So it should come as no surprise that Puerto Rico, and San Juan in particular, has seen its share of ghosts. But where to find them? Here are a few hotspots in the old city that are known for their paranormal activity. Anyone who's interested in discovering the "spiritual" side of San Juan should start here.
The imposing Castillo San Cristóbal must be no stranger to dead people. But it's also the setting for one of Puerto Rico's most romantic legends. Cayetano Coll y Toste, the Puerto Rican historian and writer, made famous the tale of the executioner’s daughter in a 1925 collection of stories titled Leyendas y Tradiciones Puertorriqueñas ("Puerto Rican Legends and Traditions").

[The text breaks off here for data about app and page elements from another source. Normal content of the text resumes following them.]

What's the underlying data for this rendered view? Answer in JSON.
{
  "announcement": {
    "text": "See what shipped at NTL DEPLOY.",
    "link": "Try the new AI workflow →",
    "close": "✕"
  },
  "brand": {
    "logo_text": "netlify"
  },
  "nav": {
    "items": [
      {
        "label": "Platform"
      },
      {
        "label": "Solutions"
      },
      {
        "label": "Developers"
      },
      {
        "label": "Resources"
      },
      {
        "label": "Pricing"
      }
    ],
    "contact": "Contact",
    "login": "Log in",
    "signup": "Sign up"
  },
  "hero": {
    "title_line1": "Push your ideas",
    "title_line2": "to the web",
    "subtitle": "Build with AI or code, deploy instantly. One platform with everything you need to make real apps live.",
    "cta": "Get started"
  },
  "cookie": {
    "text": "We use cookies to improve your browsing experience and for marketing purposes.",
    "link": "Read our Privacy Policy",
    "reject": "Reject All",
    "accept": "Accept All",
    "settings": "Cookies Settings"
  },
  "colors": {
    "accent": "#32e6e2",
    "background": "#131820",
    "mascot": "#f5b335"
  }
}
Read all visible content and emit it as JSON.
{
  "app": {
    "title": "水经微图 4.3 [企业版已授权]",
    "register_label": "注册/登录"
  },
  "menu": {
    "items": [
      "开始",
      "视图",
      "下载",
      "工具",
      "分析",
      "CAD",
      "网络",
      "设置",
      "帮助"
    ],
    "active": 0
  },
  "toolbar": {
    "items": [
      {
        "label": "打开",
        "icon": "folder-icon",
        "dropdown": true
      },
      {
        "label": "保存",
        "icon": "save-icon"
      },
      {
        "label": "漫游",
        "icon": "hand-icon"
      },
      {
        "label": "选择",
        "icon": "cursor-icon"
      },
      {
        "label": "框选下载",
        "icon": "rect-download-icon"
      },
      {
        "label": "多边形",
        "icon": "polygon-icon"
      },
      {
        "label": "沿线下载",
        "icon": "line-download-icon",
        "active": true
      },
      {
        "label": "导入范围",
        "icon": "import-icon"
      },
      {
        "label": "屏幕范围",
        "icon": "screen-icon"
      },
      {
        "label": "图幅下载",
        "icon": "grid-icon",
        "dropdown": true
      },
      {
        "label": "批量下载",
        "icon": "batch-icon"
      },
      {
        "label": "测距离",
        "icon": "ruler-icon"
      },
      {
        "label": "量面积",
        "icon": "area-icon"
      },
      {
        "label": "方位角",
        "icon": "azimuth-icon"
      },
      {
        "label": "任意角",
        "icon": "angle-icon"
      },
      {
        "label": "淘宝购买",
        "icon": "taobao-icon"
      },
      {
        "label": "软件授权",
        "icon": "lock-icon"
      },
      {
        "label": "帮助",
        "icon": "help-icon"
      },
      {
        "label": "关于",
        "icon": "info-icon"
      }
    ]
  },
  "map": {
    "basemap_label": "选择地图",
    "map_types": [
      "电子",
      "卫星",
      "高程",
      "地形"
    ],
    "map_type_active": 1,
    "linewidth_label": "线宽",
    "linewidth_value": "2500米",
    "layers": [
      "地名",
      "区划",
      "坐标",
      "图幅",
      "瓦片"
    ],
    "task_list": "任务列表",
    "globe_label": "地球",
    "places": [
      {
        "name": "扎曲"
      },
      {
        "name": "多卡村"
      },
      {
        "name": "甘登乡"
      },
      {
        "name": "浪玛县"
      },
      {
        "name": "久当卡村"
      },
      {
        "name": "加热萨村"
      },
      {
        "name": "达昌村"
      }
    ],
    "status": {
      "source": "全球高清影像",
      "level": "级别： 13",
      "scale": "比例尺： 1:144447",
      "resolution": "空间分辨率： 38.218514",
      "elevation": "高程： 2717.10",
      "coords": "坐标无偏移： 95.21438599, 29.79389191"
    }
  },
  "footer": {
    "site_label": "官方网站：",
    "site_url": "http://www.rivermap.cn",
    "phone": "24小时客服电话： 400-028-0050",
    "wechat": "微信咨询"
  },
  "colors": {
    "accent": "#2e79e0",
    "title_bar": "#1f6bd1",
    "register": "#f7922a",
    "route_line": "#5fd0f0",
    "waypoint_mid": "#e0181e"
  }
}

The story takes place in the 1700s and concerns one María Dolores, the daughter of the city’s executioner. The unfortunate María fell in love with a young rogue named of Betancourt, a thief and all-around scoundrel who was eventually caught and hung (by María's father, no less). Betancourt's body was left dangling on the gallows for 24 hours at the top of a hill outside the city walls, where it was soon seen by María. The girl was so distraught that she hung herself by his side. In true Shakespearean fashion, her father, who came by to dispose of Betancourt, found his daughter swinging next to him and promptly died. The ghosts of María Dolores and Betancourt can still be found at the place where they met their end ... where the mighty fortress now stands.
I've heard numerous ghost stories concerning El Morro, the venerable fortress overlooking San Juan Bay. There's the spirit of the White Lady who, it is said, can be spotted gliding along the ramparts. I've heard of apparitions (soldiers and prisoners) strolling around the fortress.
And then there's the chapel. Check out what Ghost Hunters discovered when they came to visit the chapel on a sunny day.
The El Convento Hotel is one of my favorite places to stay in Puerto Rico. Historic, elegant and luxurious, it captures the spirit of Old San Juan. It also has its share of spirits of Old San Juan. There have been numerous sightings in the guest rooms of this one-time Carmelite convent. One popular ghost is Doña Ana de Lansos y Menéndez de Valdez, who was none other than the founder of the convent.
Doña Ana was its first mother superior, and many say she never left. She and her nuns have been reported to be seen walking the halls of the convent, and the swishing sound of their robes still echoes through this lovely hotel, centuries after Doña Ana's death.
4. Teatro Tapia
Considered the oldest free-standing theater under U.S. jurisdiction, Teatro Tapia has a venerable and centuries-old tradition as Old San Juan's premier venue for the performing arts. The interior of the theater is beautiful, a reminder of a nostalgic and elegant age. But if you choose to visit here to catch a show, don't be completely surprised if you run into something from that age. People have felt something brush against them, have seen apparitions, and have heard footprints... you know, standard paranormal activity.